ln order to facilitate Vthe insertion of the threaded sleeves 3 and 4f into the cable, the ends 9 and 11B thereof are respectively conically tapered to a point at the outside and bored open at the inside over a short section extending to the outer thread diameter, as clearly shown in FIGURE 2.
The threaded sleeve 3 is provided at its other end with a socket 11 which fits over the stud of a spark plug.
The socket 11 and the threaded sleeve 3, in accordance with the present invention, are both spun from one piece and pressed into an insulating body 12 the enlarged appendage 13 of which is fitted over the spark plug when the socket 11 is secured to the stud of the spark plug. A groove is carved into the outer surfaces of the Socket 11 close to the free end thereof and a slit 14 is cut tangentially inside the groove so that the socket wall is pierced at parts of its circumference. A hairpin-shaped spring 15 made of round wire having its ends bent inwardly at right angles is slipped into said groove and slit 14. The socket 11 is held in known manner by this spring on the stud of the spark plug.
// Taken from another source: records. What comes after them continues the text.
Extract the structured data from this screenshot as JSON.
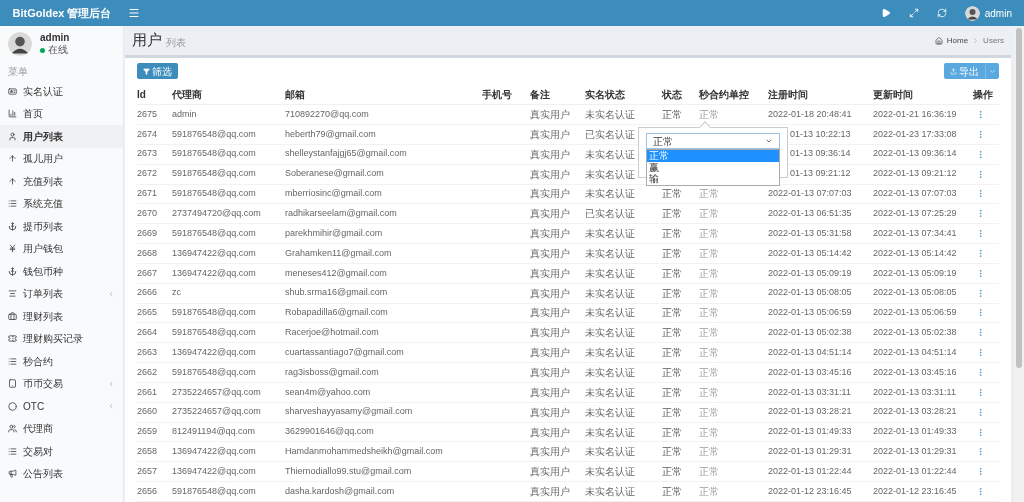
{
  "app": {
    "title": "BitGoldex 管理后台"
  },
  "top_bar": {
    "user": "admin"
  },
  "sidebar": {
    "user": {
      "name": "admin",
      "status": "在线"
    },
    "menu_label": "菜单",
    "items": [
      {
        "label": "实名认证",
        "selected": false,
        "has_children": false
      },
      {
        "label": "首页",
        "selected": false,
        "has_children": false
      },
      {
        "label": "用户列表",
        "selected": true,
        "has_children": false
      },
      {
        "label": "孤儿用户",
        "selected": false,
        "has_children": false
      },
      {
        "label": "充值列表",
        "selected": false,
        "has_children": false
      },
      {
        "label": "系统充值",
        "selected": false,
        "has_children": false
      },
      {
        "label": "提币列表",
        "selected": false,
        "has_children": false
      },
      {
        "label": "用户钱包",
        "selected": false,
        "has_children": false
      },
      {
        "label": "钱包币种",
        "selected": false,
        "has_children": false
      },
      {
        "label": "订单列表",
        "selected": false,
        "has_children": true
      },
      {
        "label": "理财列表",
        "selected": false,
        "has_children": false
      },
      {
        "label": "理财购买记录",
        "selected": false,
        "has_children": false
      },
      {
        "label": "秒合约",
        "selected": false,
        "has_children": false
      },
      {
        "label": "币币交易",
        "selected": false,
        "has_children": true
      },
      {
        "label": "OTC",
        "selected": false,
        "has_children": true
      },
      {
        "label": "代理商",
        "selected": false,
        "has_children": false
      },
      {
        "label": "交易对",
        "selected": false,
        "has_children": false
      },
      {
        "label": "公告列表",
        "selected": false,
        "has_children": false
      }
    ]
  },
  "page": {
    "title": "用户",
    "subtitle": "列表",
    "breadcrumb": [
      "Home",
      "Users"
    ]
  },
  "toolbar": {
    "filter": "筛选",
    "export": "导出"
  },
  "table": {
    "columns": [
      "Id",
      "代理商",
      "邮箱",
      "手机号",
      "备注",
      "实名状态",
      "状态",
      "秒合约单控",
      "注册时间",
      "更新时间",
      "操作"
    ],
    "rows": [
      {
        "id": "2675",
        "agent": "admin",
        "email": "710892270@qq.com",
        "note": "真实用户",
        "verification": "未实名认证",
        "status": "正常",
        "control": "正常",
        "registered": "2022-01-18 20:48:41",
        "updated": "2022-01-21 16:36:19",
        "covered": false
      },
      {
        "id": "2674",
        "agent": "591876548@qq.com",
        "email": "heberth79@gmail.com",
        "note": "真实用户",
        "verification": "已实名认证",
        "registered": "01-13 10:22:13",
        "updated": "2022-01-23 17:33:08",
        "covered": true
      },
      {
        "id": "2673",
        "agent": "591876548@qq.com",
        "email": "shelleystanfajgj65@gmail.com",
        "note": "真实用户",
        "verification": "未实名认证",
        "registered": "01-13 09:36:14",
        "updated": "2022-01-13 09:36:14",
        "covered": true
      },
      {
        "id": "2672",
        "agent": "591876548@qq.com",
        "email": "Soberanese@gmail.com",
        "note": "真实用户",
        "verification": "未实名认证",
        "registered": "01-13 09:21:12",
        "updated": "2022-01-13 09:21:12",
        "covered": true
      },
      {
        "id": "2671",
        "agent": "591876548@qq.com",
        "email": "mberriosinc@gmail.com",
        "note": "真实用户",
        "verification": "未实名认证",
        "status": "正常",
        "control": "正常",
        "registered": "2022-01-13 07:07:03",
        "updated": "2022-01-13 07:07:03",
        "covered": false
      },
      {
        "id": "2670",
        "agent": "2737494720@qq.com",
        "email": "radhikarseelam@gmail.com",
        "note": "真实用户",
        "verification": "已实名认证",
        "status": "正常",
        "control": "正常",
        "registered": "2022-01-13 06:51:35",
        "updated": "2022-01-13 07:25:29",
        "covered": false
      },
      {
        "id": "2669",
        "agent": "591876548@qq.com",
        "email": "parekhmihir@gmail.com",
        "note": "真实用户",
        "verification": "未实名认证",
        "status": "正常",
        "control": "正常",
        "registered": "2022-01-13 05:31:58",
        "updated": "2022-01-13 07:34:41",
        "covered": false
      },
      {
        "id": "2668",
        "agent": "136947422@qq.com",
        "email": "Grahamken11@gmail.com",
        "note": "真实用户",
        "verification": "未实名认证",
        "status": "正常",
        "control": "正常",
        "registered": "2022-01-13 05:14:42",
        "updated": "2022-01-13 05:14:42",
        "covered": false
      },
      {
        "id": "2667",
        "agent": "136947422@qq.com",
        "email": "meneses412@gmail.com",
        "note": "真实用户",
        "verification": "未实名认证",
        "status": "正常",
        "control": "正常",
        "registered": "2022-01-13 05:09:19",
        "updated": "2022-01-13 05:09:19",
        "covered": false
      },
      {
        "id": "2666",
        "agent": "zc",
        "email": "shub.srma16@gmail.com",
        "note": "真实用户",
        "verification": "未实名认证",
        "status": "正常",
        "control": "正常",
        "registered": "2022-01-13 05:08:05",
        "updated": "2022-01-13 05:08:05",
        "covered": false
      },
      {
        "id": "2665",
        "agent": "591876548@qq.com",
        "email": "Robapadilla6@gmail.com",
        "note": "真实用户",
        "verification": "未实名认证",
        "status": "正常",
        "control": "正常",
        "registered": "2022-01-13 05:06:59",
        "updated": "2022-01-13 05:06:59",
        "covered": false
      },
      {
        "id": "2664",
        "agent": "591876548@qq.com",
        "email": "Racerjoe@hotmail.com",
        "note": "真实用户",
        "verification": "未实名认证",
        "status": "正常",
        "control": "正常",
        "registered": "2022-01-13 05:02:38",
        "updated": "2022-01-13 05:02:38",
        "covered": false
      },
      {
        "id": "2663",
        "agent": "136947422@qq.com",
        "email": "cuartassantiago7@gmail.com",
        "note": "真实用户",
        "verification": "未实名认证",
        "status": "正常",
        "control": "正常",
        "registered": "2022-01-13 04:51:14",
        "updated": "2022-01-13 04:51:14",
        "covered": false
      },
      {
        "id": "2662",
        "agent": "591876548@qq.com",
        "email": "rag3isboss@gmail.com",
        "note": "真实用户",
        "verification": "未实名认证",
        "status": "正常",
        "control": "正常",
        "registered": "2022-01-13 03:45:16",
        "updated": "2022-01-13 03:45:16",
        "covered": false
      },
      {
        "id": "2661",
        "agent": "2735224657@qq.com",
        "email": "sean4m@yahoo.com",
        "note": "真实用户",
        "verification": "未实名认证",
        "status": "正常",
        "control": "正常",
        "registered": "2022-01-13 03:31:11",
        "updated": "2022-01-13 03:31:11",
        "covered": false
      },
      {
        "id": "2660",
        "agent": "2735224657@qq.com",
        "email": "sharveshayyasamy@gmail.com",
        "note": "真实用户",
        "verification": "未实名认证",
        "status": "正常",
        "control": "正常",
        "registered": "2022-01-13 03:28:21",
        "updated": "2022-01-13 03:28:21",
        "covered": false
      },
      {
        "id": "2659",
        "agent": "812491194@qq.com",
        "email": "3629901646@qq.com",
        "note": "真实用户",
        "verification": "未实名认证",
        "status": "正常",
        "control": "正常",
        "registered": "2022-01-13 01:49:33",
        "updated": "2022-01-13 01:49:33",
        "covered": false
      },
      {
        "id": "2658",
        "agent": "136947422@qq.com",
        "email": "Hamdanmohammedsheikh@gmail.com",
        "note": "真实用户",
        "verification": "未实名认证",
        "status": "正常",
        "control": "正常",
        "registered": "2022-01-13 01:29:31",
        "updated": "2022-01-13 01:29:31",
        "covered": false
      },
      {
        "id": "2657",
        "agent": "136947422@qq.com",
        "email": "Thiernodiallo99.stu@gmail.com",
        "note": "真实用户",
        "verification": "未实名认证",
        "status": "正常",
        "control": "正常",
        "registered": "2022-01-13 01:22:44",
        "updated": "2022-01-13 01:22:44",
        "covered": false
      },
      {
        "id": "2656",
        "agent": "591876548@qq.com",
        "email": "dasha.kardosh@gmail.com",
        "note": "真实用户",
        "verification": "未实名认证",
        "status": "正常",
        "control": "正常",
        "registered": "2022-01-12 23:16:45",
        "updated": "2022-01-12 23:16:45",
        "covered": false
      }
    ]
  },
  "popover": {
    "value": "正常",
    "options": [
      {
        "label": "正常",
        "selected": true
      },
      {
        "label": "赢",
        "selected": false
      },
      {
        "label": "输",
        "selected": false
      }
    ]
  }
}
The end of the insulating body 12 adjacent to the cable is approximately as long as contact sleeve 3. However, it provides for a free space around said sleeve for receiving the insulating jacket 1 of the ignition cable.
The clamping sleeve 4 at the other end of the cable is provided with a collar 16 which supports a covering sleeve 17. The appendage 13 extending outside of collar 16 is turned over thereby fastening covering sleeve 17. The covering sleeve 17, which may have longitudinal slits, embraces the insulating jacket 2 `of the cable and serves as a connector for insertion into the distributor of an automobile. 'The resilient bends 19 at the free end of covering sleeve 17 insure the most satisfactory grip and contact of the connector in the socket of the distributor.
ln both the connector elements shown in FIGURE 1, the ignition cable can be simply turned or twisted in when equal lengths yof the insulating jacket 1 and the internal conductor 2 are cut oif. The fastening of the connector can be quickly carried out by means of a simple device. Moreover, the ends of the cables need not be insulated which also eliminates wasteful cutting of the cable.
1. An electrical connection comprising a cable having a strong-walled elastic insulating jacket and a solid internal conductor of synthetic elastic material, loosely held in the insulating jacket, theV material of the inner conductor being somewhat harder and less resilient than the material of the insulating jacket, connecting means having a metallic contact sleeve conductively connected therewith, said contact sleeve having first screw threads on its outer surface and second screw threads on its inner surface, said tirst and second screw threads having substantially the same pitch, said second screw threads being screwed onto the internal conductor at the same time as the rst screw threads on the outer surface of the contact sleeve are screwed into the insulating jacket, and being forced into the adjacent walls of the insulating jacket and the internal conductor of the cable respectively.
2. An electrical connection as set forth in claim 1 wherein the threads are pressed into the adjacent walls of the insulating jacket and the internal conductor of the cable respectively.
3. An electrical connection as set forth in claim 1 wherein the threads are cut into the adjacent walls of the insulating jacket and the internal conduit of the cable respectively.
4. An electrical connection as set forth in claim l wherein the second screw threads are double.
References Cited in the tile of this patent UNlT ED STATES PATENTS 1,049,557 Beck Jan. 7, 1913V 2,035,947 Davis Mar. 31, 1936 2,425,834 Salisbury Aug. 19, 1947 2,716,226 lonas Aug. 23, 1955 2,719,278 Kernen et al. Sept. 27, 1955 FORETGN PATENTS j 612,213 Great Britain Nov. 1o, 194s